» **EXERCISE BRIEF**
From the entries below, report how many lines contain the string "JSON". Only the number is wanted.

==============================

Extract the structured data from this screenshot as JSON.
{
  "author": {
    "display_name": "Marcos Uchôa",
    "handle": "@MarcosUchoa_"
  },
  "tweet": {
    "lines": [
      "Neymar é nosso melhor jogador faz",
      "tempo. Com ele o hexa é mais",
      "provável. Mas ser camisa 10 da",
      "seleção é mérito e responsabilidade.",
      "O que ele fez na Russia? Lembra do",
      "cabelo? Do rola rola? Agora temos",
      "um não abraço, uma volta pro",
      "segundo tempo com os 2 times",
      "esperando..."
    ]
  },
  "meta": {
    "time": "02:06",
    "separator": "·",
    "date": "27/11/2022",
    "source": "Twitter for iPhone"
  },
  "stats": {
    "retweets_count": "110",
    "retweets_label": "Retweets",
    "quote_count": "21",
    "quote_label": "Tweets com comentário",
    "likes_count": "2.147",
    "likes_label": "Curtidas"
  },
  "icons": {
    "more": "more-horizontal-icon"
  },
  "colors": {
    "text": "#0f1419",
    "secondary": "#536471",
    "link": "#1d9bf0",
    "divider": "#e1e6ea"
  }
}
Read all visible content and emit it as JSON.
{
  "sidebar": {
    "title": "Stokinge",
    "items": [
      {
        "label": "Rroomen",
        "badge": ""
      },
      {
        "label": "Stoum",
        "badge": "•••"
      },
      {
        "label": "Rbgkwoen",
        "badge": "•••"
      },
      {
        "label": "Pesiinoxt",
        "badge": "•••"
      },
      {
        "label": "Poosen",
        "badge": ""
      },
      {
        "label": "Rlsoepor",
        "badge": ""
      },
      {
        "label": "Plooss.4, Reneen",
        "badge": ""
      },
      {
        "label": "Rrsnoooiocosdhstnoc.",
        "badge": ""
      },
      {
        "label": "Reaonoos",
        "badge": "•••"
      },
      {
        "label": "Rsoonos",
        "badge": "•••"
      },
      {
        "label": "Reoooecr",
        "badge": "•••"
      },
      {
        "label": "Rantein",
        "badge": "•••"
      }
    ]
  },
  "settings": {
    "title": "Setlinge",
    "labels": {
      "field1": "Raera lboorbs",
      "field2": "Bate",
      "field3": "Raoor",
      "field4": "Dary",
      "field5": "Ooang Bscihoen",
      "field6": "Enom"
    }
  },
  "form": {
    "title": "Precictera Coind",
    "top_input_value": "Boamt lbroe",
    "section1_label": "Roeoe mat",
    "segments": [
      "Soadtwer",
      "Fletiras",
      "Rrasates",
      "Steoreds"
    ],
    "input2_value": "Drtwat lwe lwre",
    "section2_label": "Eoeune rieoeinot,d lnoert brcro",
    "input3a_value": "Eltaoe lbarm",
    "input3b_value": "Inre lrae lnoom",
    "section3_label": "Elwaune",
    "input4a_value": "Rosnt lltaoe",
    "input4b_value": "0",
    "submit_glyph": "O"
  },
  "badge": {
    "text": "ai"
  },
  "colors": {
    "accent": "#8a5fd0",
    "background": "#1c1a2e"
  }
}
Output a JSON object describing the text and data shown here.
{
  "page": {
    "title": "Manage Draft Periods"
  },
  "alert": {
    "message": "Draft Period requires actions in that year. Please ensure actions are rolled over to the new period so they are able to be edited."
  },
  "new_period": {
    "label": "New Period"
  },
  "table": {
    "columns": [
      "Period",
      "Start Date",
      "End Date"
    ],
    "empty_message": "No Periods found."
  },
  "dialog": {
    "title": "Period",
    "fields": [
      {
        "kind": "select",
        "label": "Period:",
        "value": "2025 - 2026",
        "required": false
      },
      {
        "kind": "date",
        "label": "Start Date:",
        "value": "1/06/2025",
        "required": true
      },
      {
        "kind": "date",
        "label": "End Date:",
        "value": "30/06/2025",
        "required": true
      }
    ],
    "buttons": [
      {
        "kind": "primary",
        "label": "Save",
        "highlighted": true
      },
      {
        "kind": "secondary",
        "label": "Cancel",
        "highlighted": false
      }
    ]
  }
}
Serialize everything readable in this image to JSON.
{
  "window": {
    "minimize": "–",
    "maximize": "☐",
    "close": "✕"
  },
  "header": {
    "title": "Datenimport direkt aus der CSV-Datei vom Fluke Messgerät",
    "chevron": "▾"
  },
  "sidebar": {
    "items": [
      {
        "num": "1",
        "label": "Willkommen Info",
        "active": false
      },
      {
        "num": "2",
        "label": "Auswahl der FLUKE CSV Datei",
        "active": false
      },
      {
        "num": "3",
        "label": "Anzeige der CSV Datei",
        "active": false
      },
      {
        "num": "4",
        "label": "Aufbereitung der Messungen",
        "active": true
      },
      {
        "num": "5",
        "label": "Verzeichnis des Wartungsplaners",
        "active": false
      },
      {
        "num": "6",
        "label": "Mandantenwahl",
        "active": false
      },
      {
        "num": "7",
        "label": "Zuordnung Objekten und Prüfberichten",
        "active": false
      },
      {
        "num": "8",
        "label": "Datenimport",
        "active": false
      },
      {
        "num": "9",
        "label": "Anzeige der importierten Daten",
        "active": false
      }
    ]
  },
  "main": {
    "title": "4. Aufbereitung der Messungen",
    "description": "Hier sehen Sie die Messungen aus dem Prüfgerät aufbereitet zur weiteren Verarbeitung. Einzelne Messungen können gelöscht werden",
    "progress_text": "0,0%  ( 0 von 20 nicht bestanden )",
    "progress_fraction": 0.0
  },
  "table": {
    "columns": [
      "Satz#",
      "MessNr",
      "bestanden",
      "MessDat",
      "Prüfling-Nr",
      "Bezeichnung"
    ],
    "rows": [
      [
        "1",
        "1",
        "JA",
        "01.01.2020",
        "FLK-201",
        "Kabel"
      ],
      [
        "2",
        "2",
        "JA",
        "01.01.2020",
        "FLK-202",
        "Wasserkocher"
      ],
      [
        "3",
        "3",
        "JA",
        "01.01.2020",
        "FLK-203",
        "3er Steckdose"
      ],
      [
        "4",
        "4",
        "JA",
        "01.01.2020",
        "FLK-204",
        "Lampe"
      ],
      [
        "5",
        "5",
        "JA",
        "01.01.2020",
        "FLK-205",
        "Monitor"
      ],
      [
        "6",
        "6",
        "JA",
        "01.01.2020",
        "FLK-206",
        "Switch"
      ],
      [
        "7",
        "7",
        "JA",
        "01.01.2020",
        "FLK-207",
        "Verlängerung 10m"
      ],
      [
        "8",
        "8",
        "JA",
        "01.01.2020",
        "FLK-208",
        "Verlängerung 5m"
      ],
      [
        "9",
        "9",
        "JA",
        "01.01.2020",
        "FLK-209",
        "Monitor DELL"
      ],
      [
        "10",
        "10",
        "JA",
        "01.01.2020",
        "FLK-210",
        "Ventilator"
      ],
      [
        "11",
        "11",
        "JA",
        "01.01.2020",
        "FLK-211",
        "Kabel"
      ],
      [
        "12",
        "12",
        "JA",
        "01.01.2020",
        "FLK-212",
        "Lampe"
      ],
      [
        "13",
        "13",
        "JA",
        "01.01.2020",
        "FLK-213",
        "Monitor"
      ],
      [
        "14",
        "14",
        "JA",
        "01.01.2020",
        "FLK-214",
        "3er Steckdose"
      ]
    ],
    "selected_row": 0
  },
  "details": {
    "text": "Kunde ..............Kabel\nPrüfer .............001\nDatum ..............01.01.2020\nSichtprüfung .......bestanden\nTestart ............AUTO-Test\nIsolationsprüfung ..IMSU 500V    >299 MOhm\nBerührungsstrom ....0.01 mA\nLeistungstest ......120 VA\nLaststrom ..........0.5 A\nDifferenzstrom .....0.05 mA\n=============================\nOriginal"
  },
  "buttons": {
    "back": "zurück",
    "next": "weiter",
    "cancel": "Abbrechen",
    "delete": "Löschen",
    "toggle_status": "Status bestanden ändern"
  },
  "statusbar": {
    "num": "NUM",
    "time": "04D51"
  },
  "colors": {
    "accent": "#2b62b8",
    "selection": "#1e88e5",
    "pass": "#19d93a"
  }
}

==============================

» **SOLUTION FOR THIS EXERCISE**
4